Nature red in Beak and Claw
Blue House Farm EWT Reserve. May 5th. During the autumn of 2009 the EWT deepened and extended the creeks and runnels which crisscross a sixty acre field on the reserve known as The Flood. The aim was to extend the area flooded in winter, both for wintering wildfowl and nesting wetland birds such as the Lapwing. This work was made viable by the installation, the previous autumn, of a wind pump to replace the expensive and inefficient petrol pump that had to be used previously. The result was success beyond expectations; one visitor liking the improved flooded area to a min-East Scrape; any comparison with Minsmere being high praise indeed! Breeding wildfowl and waders also gave it their approval, an increase being noted for several species. At the onset of nesting on any wetland reserve their is always trepidation regarding the outcome as predation can often be very high. With wetland birds being increasingly squeezed into reserves, and largely absent from the wider landscape, a fox in the chicken run situation can develop, and a few visits from Reynard can devastate a breeding population; indeed, according to a recent RSPB investigation it is the one predator (other than crows in localised areas) that can have a serious long term affect on wader numbers. Fortunately, night-time surveys by the warden at Blue House have revealed few foxes so far this spring, a situation confirmed by neighbouring landowners. Famous last words!
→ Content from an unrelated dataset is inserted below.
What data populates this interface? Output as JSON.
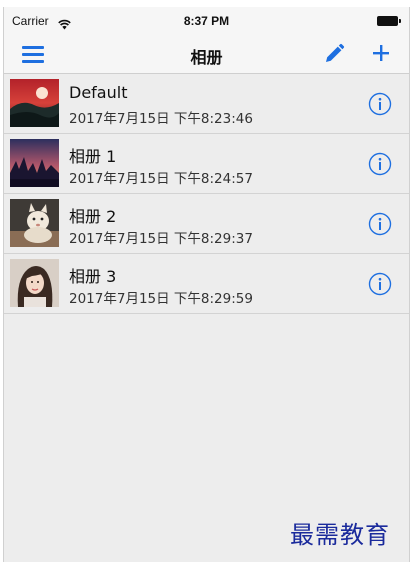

Alas, despite the absence of their main predator it would seem that the wetland birds are finding it difficult to live in peace and harmony. In early April an Avocet was seen to kick the eggs out of a Lapwing nest and take over the small muddy island on which it was breeding. After replacing it with its own nest it in turn received its comeuppance when a Coot filched its only egg, not bothering to eat it but simply dropping it into the water nearby. A few days later another Avocet nest fell foul of a Coot; I arrived in the hide overlooking the flood just in time to see one making off with the last of a clutch of four eggs. I never have liked the ruddy things! Another Avocet nest was almost certainly trampled by a Grey Lag Goose, a species with large flat feet activated by a small brain. I strongly suspect that Coots have also been behind the demise of one or two Lapwing nests and also the homicide of their chicks as Lapwings are more selective than Avocets in the interlopers they will attack and at Blue House this spring they reserve a particular venom for any Coot that comes within range of their eggs or young. A good example of this selectiveness occurred on May 5th when I watched a pair of Lapwing nesting in a nearby field single out a lone crow among a flock of seventy rooks for a bit of grievous bodily harm! Anyway, these observations suggest that whereas it is usually Reynard who gets the blame (often correctly) for predation on wetland reserves there are other, less expected, culprits as well. Last year, on another Essex reserve, I even heard rumours of an Oystercatcher swallowing an Avocet chick. The current situation on The Flood has not arisen before as the deeper water this spring has encouraged a plague of Coots, a collective name for this species which in my opinion is most apt! It's no fun being an innocent fluffy bundle of protein on legs - everything is out to get you!